Electromagnetic Navigation Bronchoscopy Planning and Registration video

Now movement of the steerable probe is tracked and can be directed via the computer image.

 

Once the location is reached, needle, brush, forceps biopsies can be done, along with lavage/ washing the area for cells. I addition fiducial markers (gold seeds) can be placement that are used for Cyberknife/ Sterotactic Body Radiation Therapy SBRT or as a Surgical resection aids.

 

In addition to getting a diagnosis, for small sub-pleural nodules the immediate area can be dye-tattooed to faciltate thorascopic/ robotic resection of a non visible small lung lesion, as demostrated in the video below.

 

ENB is usually performed by pulmonologists or thoracic surgeons and is done with either concious sedation (mild anesthesia) or general anethesia (fully asleep) depending upon the operators preferance.

It is an outpatient procedure that may take 1.5-2 hours start to finish. You then will be observed in the recovery area for about an hour.

This is an alternative procedure to CT guided biopsy, both which are excellant ways to biopsy a suspicious lung nodule.  Each procedure has its own strenths and weaknesses depending mostly upon the size and location of the nodule and the presence of significant lung disease i.e. COPD which can dramatically increase the risk of a pneumothorax (collapsed lung) with CT guided biopsy. Per NIH data the overall average risk of a collapse lung with CT guided/TTNA biopsy is 15%.

A pnemothorax can occur with  ENB also, though much less frequent (2-5%). This is why all patients get a post procedure chest X-ray looking for a collapsed lung, and are observed for a while. Usually if they have a pneumothorax they complain of shortness of breath and have some chest pain, but not always. If it is small in size the patient may just be watched for a while, possibly in hospital overnight. If it is large or expanding they may require a chest tube.

This is a small drain placed between the ribs to evacuate air that has leaked out from the lung into the chest caivty. This usually is in place for 2-3 days while the lung heals before it can be removed.

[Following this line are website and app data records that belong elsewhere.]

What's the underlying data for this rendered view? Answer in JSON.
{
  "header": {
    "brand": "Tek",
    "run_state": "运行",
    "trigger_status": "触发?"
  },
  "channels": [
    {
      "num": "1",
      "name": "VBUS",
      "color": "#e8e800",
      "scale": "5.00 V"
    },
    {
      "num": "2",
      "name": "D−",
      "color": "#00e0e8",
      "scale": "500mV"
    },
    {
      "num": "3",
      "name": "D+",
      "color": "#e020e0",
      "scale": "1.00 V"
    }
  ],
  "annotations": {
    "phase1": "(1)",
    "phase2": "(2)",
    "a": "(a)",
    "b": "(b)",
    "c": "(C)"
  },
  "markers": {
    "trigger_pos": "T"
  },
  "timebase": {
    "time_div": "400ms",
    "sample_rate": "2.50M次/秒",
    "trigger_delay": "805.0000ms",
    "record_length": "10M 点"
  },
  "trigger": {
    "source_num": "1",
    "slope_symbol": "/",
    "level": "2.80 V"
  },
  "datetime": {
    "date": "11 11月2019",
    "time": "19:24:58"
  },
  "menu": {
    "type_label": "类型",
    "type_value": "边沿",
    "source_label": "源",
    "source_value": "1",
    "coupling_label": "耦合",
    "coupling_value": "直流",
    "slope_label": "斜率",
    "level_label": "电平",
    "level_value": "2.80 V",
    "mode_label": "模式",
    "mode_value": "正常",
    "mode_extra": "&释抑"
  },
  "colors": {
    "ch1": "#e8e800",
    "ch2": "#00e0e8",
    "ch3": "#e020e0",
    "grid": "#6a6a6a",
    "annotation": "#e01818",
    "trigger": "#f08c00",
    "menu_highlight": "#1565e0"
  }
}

The other riskes to any lung biopsy procedure are mainly bleeding and shortness of breath. You may also have a sore throat and some mild chest pain for a day after and ENB due to the breathing tube used. It is common to cough up small amounts of old dark blood for 1-2 days after your biopsy. Any develoupment of worsening chest pain, shortness of breath or continued amounts of blood coughed up requires immediate attention and your doctor should be notified or go to the closest emergeny room.

In general these procedures are very safe and ENB has been performed over 60,000 times world-wide in the past 10 years with overall excellant published results.

We have a pathologist in the room looking at some of the biopsies to give us feedback regarding the character of the biopsy and if it reflects abnormal lung tissue. This information helps us redirect biopsies if we are not getting diagnostic material. We always share whatever information the pathologist tells us with the patient and family that day, however this does not mean we will have a definitive answer that day.

All specimens are carefully analyzed and cultures started so final pathologic results may take at least 2-3 working days and the cultures planted looking for possible slow growing atypical infections like fungus and tuberculosis are monitored for up to six weeks.

Electromagnetic Navigation Bronchoscopy may be a good option for you, check with your pulmonologist or thoracic surgeon to see if this is available at your hospital. This Technology has greatly enhanced our ability to safely diagnose, target lung cancers for minimally invasive surgical resection and Cyberknife radio-surgical treatment.

But never forget our most powerful weapon against cancer is always Hope!